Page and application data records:
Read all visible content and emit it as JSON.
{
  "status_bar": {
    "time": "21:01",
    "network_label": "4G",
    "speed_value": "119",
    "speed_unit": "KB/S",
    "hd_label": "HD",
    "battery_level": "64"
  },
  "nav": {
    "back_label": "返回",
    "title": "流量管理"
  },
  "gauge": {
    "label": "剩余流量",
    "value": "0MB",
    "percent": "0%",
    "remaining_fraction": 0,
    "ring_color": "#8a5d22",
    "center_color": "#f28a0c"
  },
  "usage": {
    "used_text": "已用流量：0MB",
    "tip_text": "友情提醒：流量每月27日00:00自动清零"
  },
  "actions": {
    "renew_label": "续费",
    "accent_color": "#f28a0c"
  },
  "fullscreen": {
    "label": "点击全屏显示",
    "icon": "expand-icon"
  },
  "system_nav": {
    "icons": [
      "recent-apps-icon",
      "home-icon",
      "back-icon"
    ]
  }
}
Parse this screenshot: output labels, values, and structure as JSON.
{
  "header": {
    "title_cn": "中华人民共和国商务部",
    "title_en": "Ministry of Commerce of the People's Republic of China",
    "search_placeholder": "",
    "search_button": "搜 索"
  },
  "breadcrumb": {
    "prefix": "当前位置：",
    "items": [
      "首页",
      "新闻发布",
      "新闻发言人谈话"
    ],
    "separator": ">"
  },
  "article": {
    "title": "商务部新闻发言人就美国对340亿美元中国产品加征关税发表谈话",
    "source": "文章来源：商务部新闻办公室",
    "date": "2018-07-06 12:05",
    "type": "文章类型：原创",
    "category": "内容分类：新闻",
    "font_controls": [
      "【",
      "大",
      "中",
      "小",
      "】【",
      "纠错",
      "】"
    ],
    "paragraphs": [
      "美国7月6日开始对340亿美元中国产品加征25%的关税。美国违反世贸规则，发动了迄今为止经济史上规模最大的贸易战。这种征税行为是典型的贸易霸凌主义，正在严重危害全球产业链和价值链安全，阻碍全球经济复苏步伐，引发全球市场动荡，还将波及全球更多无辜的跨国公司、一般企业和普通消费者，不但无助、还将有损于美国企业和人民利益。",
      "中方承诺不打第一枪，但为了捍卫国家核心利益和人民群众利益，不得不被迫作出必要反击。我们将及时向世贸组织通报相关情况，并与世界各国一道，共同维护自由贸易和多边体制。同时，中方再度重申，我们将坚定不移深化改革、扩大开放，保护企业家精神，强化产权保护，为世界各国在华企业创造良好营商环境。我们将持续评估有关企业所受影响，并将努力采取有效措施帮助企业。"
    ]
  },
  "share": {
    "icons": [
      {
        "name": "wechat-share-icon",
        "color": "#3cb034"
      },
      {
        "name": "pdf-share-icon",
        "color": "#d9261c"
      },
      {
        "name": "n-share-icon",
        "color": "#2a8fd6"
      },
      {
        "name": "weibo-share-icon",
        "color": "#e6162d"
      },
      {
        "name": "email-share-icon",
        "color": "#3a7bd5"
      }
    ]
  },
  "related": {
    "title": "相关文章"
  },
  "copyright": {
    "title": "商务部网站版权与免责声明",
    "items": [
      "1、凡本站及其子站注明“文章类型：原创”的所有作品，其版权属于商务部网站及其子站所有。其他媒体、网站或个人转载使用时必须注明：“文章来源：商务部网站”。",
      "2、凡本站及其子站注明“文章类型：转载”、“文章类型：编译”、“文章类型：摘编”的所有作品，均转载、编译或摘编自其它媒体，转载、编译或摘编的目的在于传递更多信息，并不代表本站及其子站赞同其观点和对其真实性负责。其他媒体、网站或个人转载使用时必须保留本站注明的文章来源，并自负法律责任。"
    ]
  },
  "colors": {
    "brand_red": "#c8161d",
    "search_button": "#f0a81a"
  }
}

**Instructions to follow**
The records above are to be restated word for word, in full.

**Result of this exercise**
Read all visible content and emit it as JSON.
{
  "status_bar": {
    "time": "21:01",
    "network_label": "4G",
    "speed_value": "119",
    "speed_unit": "KB/S",
    "hd_label": "HD",
    "battery_level": "64"
  },
  "nav": {
    "back_label": "返回",
    "title": "流量管理"
  },
  "gauge": {
    "label": "剩余流量",
    "value": "0MB",
    "percent": "0%",
    "remaining_fraction": 0,
    "ring_color": "#8a5d22",
    "center_color": "#f28a0c"
  },
  "usage": {
    "used_text": "已用流量：0MB",
    "tip_text": "友情提醒：流量每月27日00:00自动清零"
  },
  "actions": {
    "renew_label": "续费",
    "accent_color": "#f28a0c"
  },
  "fullscreen": {
    "label": "点击全屏显示",
    "icon": "expand-icon"
  },
  "system_nav": {
    "icons": [
      "recent-apps-icon",
      "home-icon",
      "back-icon"
    ]
  }
}
Parse this screenshot: output labels, values, and structure as JSON.
{
  "header": {
    "title_cn": "中华人民共和国商务部",
    "title_en": "Ministry of Commerce of the People's Republic of China",
    "search_placeholder": "",
    "search_button": "搜 索"
  },
  "breadcrumb": {
    "prefix": "当前位置：",
    "items": [
      "首页",
      "新闻发布",
      "新闻发言人谈话"
    ],
    "separator": ">"
  },
  "article": {
    "title": "商务部新闻发言人就美国对340亿美元中国产品加征关税发表谈话",
    "source": "文章来源：商务部新闻办公室",
    "date": "2018-07-06 12:05",
    "type": "文章类型：原创",
    "category": "内容分类：新闻",
    "font_controls": [
      "【",
      "大",
      "中",
      "小",
      "】【",
      "纠错",
      "】"
    ],
    "paragraphs": [
      "美国7月6日开始对340亿美元中国产品加征25%的关税。美国违反世贸规则，发动了迄今为止经济史上规模最大的贸易战。这种征税行为是典型的贸易霸凌主义，正在严重危害全球产业链和价值链安全，阻碍全球经济复苏步伐，引发全球市场动荡，还将波及全球更多无辜的跨国公司、一般企业和普通消费者，不但无助、还将有损于美国企业和人民利益。",
      "中方承诺不打第一枪，但为了捍卫国家核心利益和人民群众利益，不得不被迫作出必要反击。我们将及时向世贸组织通报相关情况，并与世界各国一道，共同维护自由贸易和多边体制。同时，中方再度重申，我们将坚定不移深化改革、扩大开放，保护企业家精神，强化产权保护，为世界各国在华企业创造良好营商环境。我们将持续评估有关企业所受影响，并将努力采取有效措施帮助企业。"
    ]
  },
  "share": {
    "icons": [
      {
        "name": "wechat-share-icon",
        "color": "#3cb034"
      },
      {
        "name": "pdf-share-icon",
        "color": "#d9261c"
      },
      {
        "name": "n-share-icon",
        "color": "#2a8fd6"
      },
      {
        "name": "weibo-share-icon",
        "color": "#e6162d"
      },
      {
        "name": "email-share-icon",
        "color": "#3a7bd5"
      }
    ]
  },
  "related": {
    "title": "相关文章"
  },
  "copyright": {
    "title": "商务部网站版权与免责声明",
    "items": [
      "1、凡本站及其子站注明“文章类型：原创”的所有作品，其版权属于商务部网站及其子站所有。其他媒体、网站或个人转载使用时必须注明：“文章来源：商务部网站”。",
      "2、凡本站及其子站注明“文章类型：转载”、“文章类型：编译”、“文章类型：摘编”的所有作品，均转载、编译或摘编自其它媒体，转载、编译或摘编的目的在于传递更多信息，并不代表本站及其子站赞同其观点和对其真实性负责。其他媒体、网站或个人转载使用时必须保留本站注明的文章来源，并自负法律责任。"
    ]
  },
  "colors": {
    "brand_red": "#c8161d",
    "search_button": "#f0a81a"
  }
}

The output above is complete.